Real Salt Lake came out firing to start this MLS season. Against the odds, they rose to the top of the West, hand in hand with the Colorado Rapids, also defying the odds. But they were two different kinds of success. The Colorado Rapids were compact. They knew their strengths and they played to them. They had defensive solidity and a fresh helping of veteran, proven goal scorers.
Meanwhile, Real Salt Lake was quite different. They had one clear order of business. Sit deep and fire the ball up, letting Joao Plata run underneath it. Then, they could hopefully filch a goal or two.
It wasn’t the most reliable source of goals, but it was working for the Utah-dwellers. They were able to establish themselves as one of the upstarts.

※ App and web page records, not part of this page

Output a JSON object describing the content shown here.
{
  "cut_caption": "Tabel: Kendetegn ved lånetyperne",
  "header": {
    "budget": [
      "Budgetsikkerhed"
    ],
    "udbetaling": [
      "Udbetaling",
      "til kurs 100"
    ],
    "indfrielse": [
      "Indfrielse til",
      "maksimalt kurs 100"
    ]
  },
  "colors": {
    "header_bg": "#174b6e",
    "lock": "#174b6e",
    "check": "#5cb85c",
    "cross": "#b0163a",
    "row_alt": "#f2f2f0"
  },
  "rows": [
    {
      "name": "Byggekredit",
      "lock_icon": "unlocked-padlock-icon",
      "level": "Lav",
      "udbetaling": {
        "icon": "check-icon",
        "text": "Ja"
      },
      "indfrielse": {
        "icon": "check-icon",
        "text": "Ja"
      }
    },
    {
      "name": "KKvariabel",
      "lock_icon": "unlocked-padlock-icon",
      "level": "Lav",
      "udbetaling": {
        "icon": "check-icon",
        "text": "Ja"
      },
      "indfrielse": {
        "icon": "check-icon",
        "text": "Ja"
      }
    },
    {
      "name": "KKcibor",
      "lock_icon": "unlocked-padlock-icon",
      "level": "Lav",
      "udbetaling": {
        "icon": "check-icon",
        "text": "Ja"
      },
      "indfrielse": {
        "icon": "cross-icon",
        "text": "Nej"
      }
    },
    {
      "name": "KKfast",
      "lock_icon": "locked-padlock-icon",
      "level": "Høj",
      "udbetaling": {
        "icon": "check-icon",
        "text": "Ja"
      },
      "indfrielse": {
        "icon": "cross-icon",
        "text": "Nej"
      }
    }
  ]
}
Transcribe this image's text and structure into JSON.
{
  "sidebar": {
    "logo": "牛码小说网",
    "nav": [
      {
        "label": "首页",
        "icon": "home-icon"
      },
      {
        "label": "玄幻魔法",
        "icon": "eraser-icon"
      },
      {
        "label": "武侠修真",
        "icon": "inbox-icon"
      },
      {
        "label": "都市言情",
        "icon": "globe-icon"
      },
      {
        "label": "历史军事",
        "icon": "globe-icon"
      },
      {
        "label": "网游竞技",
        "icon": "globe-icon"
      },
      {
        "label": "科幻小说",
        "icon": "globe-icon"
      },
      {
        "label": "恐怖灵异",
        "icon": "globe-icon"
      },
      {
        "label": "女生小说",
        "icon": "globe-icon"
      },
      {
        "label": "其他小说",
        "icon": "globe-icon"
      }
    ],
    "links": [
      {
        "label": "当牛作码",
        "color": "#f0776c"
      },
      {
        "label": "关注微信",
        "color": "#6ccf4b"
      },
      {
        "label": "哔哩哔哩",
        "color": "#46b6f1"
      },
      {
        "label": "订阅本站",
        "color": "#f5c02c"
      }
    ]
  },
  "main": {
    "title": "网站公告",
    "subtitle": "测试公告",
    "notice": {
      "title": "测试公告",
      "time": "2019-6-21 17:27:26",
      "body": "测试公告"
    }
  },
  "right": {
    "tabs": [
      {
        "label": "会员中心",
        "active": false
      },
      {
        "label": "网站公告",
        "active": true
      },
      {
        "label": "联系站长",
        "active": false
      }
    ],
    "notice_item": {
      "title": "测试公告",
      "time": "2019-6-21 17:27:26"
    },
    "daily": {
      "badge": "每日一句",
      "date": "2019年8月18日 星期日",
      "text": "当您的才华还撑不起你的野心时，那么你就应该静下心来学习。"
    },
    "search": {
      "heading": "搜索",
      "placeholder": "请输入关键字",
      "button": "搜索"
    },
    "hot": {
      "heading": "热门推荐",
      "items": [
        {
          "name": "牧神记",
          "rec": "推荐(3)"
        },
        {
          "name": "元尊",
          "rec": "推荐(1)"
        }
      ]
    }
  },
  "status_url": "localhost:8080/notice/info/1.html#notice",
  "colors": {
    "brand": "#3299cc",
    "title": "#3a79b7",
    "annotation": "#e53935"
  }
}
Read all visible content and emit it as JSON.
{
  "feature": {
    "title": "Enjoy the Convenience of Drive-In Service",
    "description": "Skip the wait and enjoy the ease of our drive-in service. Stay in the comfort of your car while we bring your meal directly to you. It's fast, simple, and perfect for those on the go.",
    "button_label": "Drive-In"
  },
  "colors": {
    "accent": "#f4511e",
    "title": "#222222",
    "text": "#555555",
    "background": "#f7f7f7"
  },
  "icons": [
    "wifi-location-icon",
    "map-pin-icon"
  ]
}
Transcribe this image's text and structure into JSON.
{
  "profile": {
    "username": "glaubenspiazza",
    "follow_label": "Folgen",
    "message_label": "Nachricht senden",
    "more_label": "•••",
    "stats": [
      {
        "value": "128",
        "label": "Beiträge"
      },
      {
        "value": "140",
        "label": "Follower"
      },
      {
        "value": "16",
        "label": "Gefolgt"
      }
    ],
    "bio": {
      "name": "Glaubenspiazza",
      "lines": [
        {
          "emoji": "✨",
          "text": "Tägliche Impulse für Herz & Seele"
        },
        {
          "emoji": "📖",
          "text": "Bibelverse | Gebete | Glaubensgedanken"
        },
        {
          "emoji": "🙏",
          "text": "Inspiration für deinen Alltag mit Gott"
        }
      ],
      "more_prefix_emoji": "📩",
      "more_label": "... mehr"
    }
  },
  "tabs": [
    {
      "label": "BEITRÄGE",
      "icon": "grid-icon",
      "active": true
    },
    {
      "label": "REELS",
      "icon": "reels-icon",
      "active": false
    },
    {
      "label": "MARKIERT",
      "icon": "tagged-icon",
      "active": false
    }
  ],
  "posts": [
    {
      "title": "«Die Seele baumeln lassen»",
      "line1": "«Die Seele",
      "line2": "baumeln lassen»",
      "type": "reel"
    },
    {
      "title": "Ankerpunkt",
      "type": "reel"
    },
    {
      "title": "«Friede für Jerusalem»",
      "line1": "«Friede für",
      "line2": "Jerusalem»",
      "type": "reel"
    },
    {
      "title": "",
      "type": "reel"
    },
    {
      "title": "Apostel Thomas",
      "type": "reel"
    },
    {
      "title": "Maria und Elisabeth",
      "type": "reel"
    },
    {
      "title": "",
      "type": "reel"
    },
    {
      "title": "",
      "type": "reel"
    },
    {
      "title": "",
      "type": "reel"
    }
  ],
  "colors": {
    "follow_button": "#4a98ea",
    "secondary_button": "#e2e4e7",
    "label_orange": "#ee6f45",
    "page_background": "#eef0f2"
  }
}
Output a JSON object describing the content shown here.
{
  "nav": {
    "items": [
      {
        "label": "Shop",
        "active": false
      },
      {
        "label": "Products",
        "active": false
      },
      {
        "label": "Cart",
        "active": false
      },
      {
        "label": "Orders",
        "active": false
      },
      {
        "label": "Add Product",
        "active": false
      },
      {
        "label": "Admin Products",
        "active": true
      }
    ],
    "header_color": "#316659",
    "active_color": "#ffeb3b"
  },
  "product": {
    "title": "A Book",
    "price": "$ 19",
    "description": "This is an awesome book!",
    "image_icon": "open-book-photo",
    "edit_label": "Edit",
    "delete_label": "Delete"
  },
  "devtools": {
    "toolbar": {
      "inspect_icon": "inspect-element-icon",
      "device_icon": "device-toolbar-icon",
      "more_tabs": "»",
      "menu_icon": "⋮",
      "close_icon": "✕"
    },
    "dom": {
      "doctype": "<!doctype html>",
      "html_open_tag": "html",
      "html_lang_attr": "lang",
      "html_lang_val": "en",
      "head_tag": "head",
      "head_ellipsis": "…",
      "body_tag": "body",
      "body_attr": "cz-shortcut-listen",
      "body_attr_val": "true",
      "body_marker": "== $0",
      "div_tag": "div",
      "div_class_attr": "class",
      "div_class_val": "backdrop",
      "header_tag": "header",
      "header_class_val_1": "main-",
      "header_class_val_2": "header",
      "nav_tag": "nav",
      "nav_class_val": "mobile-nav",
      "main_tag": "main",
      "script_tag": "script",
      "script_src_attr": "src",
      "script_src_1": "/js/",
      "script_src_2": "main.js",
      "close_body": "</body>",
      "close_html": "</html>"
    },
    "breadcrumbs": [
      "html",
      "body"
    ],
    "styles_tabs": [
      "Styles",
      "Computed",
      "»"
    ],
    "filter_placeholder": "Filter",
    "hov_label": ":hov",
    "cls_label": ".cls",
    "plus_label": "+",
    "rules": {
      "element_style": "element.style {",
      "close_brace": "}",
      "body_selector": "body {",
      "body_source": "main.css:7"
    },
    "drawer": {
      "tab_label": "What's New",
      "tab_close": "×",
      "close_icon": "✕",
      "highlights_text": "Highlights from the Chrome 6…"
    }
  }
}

But Plata got hurt. And suddenly there was no one to fire the ball to from deep. Plus, Jeff Cassar may or may not have realized that that wasn’t exactly a reliable source of wins anyway. So Salt Lake began to reinvent themselves, gearing their output towards prolonged, sustainable success rather than flashes in the pan. It was a bold step and one that would be met with set backs, but it was necessary.
Cassar made it very clear what the objective was. He cited the secret to his team’s success as ‘defending as a team’. He wants to have eleven guys defending and eleven guys attacking. He wants to be like Colorado: compact, disciplined, and organized.
It was tough for awhile, with Plata out and the venerable Javier Morales leading the creative duties. But against Sporting Kansas City, it looked to have come together.
Real Salt Lake went into Children’s Mercy Park and did exactly what Colorado has been doing all year, only they did it bigger. Whereas Colorado has been squeezing out 1-0 wins by surrendering possession, defending as a team, and taking their chances, Real Salt Lake pushed out a conclusive 3-1 victory while surrendering possession, defending as a team, and taking their chances.
So you see where the excitement lies.
Salt Lake had fallen in a bit of a doldrums, losing two straight 1-0 games. The first, against Colorado, where they were outdone by the master. The second, against Houston, Real Salt Lake’s finishing was just tragically off.
Against Kansas City, it came together. Real Salt Lake looked just like Colorado. They took their chances, they invoked havoc when they had the ball (as briefly as that may have been) and they defended comprehensively as a unit, preventing Sporting Kansas City from getting any sort of offensive traction.
The question is whether or not Salt Lake can master this style of play like Colorado has.